The Textiles Recycling Association (TRA) has warned that more of its members’ businesses could collapse before Christmas.
The TRA says it is the worst year for member failures for at least a decade – and is warnng more could be to come.
A medium-sized merchant in the Midlands entered administration recently, becoming the third member casualty of the year, taking job losses to about 100.
Textiles recyclers are struggling with high used clothing prices, which they say have been inflated by a rash of companies entering the market without understanding it.
TRA national liaison manager Alan Wheeler told MRW: “The normal rules of supply and demand don’t seem to apply at the moment. Because the prices for recycled textiles are high in Africa and Eastern Europe, they are attracting people who perhaps don’t see the full picture.
“Many people see the high value and jump into the industry without looking at the realities.”
Wheeler said some newcomers were paying inflated prices for used clothes without realising the cost of transporting and sorting them.
“Companies come in quickly and go quickly when they realise they are not making any money,” he said.
This constant churn leaves long-term recyclers struggling to keep supply at a sustainable cost.
“My impression is people are operating on very tight margins,” said Wheeler. “Some have been very slow at paying membership fees and I’ve had calls saying they can’t afford to pay in one go.”
David Walker, industry correspondent for MRW, said: “Contracts are generally fiercely fought over among competitors.
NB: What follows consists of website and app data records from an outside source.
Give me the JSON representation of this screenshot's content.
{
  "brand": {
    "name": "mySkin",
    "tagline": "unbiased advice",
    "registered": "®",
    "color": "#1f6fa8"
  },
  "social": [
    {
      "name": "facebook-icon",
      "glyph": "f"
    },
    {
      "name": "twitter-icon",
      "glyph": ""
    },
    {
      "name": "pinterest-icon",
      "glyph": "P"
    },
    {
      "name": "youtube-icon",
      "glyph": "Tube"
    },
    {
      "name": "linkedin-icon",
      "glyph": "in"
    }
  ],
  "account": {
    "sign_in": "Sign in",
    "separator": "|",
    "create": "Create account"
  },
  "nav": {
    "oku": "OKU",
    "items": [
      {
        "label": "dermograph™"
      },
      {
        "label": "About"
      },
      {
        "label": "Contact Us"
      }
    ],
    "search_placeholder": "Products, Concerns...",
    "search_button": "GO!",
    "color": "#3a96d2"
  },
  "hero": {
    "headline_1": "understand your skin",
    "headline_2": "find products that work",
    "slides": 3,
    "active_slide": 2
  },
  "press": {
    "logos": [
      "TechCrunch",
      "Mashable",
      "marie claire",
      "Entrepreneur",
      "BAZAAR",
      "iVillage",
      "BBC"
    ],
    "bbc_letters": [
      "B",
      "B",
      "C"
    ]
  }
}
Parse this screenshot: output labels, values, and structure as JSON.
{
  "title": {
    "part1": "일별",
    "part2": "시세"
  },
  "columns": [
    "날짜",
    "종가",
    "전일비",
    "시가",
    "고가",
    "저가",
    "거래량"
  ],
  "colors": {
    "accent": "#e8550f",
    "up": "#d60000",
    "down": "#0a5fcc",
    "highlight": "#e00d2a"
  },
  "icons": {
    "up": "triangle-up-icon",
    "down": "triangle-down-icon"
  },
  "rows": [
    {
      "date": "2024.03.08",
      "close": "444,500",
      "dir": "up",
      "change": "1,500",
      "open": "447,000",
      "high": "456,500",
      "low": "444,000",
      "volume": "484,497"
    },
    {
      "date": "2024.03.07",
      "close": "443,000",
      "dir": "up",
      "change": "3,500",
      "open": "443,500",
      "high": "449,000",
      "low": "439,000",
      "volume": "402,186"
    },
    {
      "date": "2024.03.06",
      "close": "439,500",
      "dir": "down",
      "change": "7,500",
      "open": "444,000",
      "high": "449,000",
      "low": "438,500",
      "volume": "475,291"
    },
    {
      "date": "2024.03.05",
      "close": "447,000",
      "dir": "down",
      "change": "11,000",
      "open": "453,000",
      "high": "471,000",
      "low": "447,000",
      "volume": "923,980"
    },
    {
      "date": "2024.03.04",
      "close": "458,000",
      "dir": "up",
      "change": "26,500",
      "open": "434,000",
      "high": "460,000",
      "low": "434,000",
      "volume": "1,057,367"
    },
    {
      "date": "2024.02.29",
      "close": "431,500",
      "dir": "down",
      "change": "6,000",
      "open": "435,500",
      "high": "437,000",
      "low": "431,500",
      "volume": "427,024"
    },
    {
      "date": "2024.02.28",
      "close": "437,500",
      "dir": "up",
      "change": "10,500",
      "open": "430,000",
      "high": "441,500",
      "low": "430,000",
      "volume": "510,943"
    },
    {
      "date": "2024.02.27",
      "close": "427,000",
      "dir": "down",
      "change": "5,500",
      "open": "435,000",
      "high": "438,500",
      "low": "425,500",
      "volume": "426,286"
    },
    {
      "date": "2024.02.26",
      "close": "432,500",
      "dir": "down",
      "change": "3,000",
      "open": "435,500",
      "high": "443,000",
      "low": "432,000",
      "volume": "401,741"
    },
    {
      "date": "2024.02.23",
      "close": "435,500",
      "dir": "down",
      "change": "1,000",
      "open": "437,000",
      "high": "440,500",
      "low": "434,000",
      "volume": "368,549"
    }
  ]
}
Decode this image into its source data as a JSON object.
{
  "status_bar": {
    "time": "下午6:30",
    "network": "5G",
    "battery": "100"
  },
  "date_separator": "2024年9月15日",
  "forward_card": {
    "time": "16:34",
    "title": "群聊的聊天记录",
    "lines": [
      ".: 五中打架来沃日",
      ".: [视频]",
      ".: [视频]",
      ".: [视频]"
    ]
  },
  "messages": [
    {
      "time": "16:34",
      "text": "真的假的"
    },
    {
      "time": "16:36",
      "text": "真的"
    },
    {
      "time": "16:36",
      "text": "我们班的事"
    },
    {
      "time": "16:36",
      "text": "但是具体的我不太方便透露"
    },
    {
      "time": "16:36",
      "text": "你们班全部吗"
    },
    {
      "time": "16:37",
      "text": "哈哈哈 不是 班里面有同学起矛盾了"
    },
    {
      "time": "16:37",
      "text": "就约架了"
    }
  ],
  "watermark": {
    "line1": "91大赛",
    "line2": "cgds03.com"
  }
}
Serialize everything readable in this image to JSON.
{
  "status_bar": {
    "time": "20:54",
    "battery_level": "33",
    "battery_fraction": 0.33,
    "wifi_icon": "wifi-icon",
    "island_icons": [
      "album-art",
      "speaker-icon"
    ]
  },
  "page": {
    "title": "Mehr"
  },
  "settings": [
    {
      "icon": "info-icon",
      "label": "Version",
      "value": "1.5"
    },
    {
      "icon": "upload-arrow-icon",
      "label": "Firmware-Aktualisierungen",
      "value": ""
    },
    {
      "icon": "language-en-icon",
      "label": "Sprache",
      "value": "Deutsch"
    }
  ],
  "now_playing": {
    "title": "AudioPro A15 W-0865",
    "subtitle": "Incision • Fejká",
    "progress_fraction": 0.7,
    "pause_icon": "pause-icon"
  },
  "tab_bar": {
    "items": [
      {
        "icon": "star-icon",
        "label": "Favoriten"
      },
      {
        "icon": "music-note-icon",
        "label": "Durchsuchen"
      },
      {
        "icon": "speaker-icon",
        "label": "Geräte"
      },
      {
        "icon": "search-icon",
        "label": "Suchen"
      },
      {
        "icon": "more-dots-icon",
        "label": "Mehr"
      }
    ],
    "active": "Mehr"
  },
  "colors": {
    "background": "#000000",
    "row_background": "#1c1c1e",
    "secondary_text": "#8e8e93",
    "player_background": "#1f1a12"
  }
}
Waste dealers naturally do not want to lose a regular lucrative supply and are prepared to be driven in the competitive market.
“I have noticed many almost stand up fights among dealers over supplies of arisings”.
Suppliers have been urged to stick with long-term partnerships to safeguard the industry they rely on.
Phil Geller, director at membership group Recyclatex, said: “A lot of companies have been chasing business just to keep material flowing through their doors and this has pushed prices up to an unsustainable level.
“It is very important in these uncertain times that charities and local authorities partner with good solid businesses who understand the industry and have weathered the highs and lows of the economic cycle.”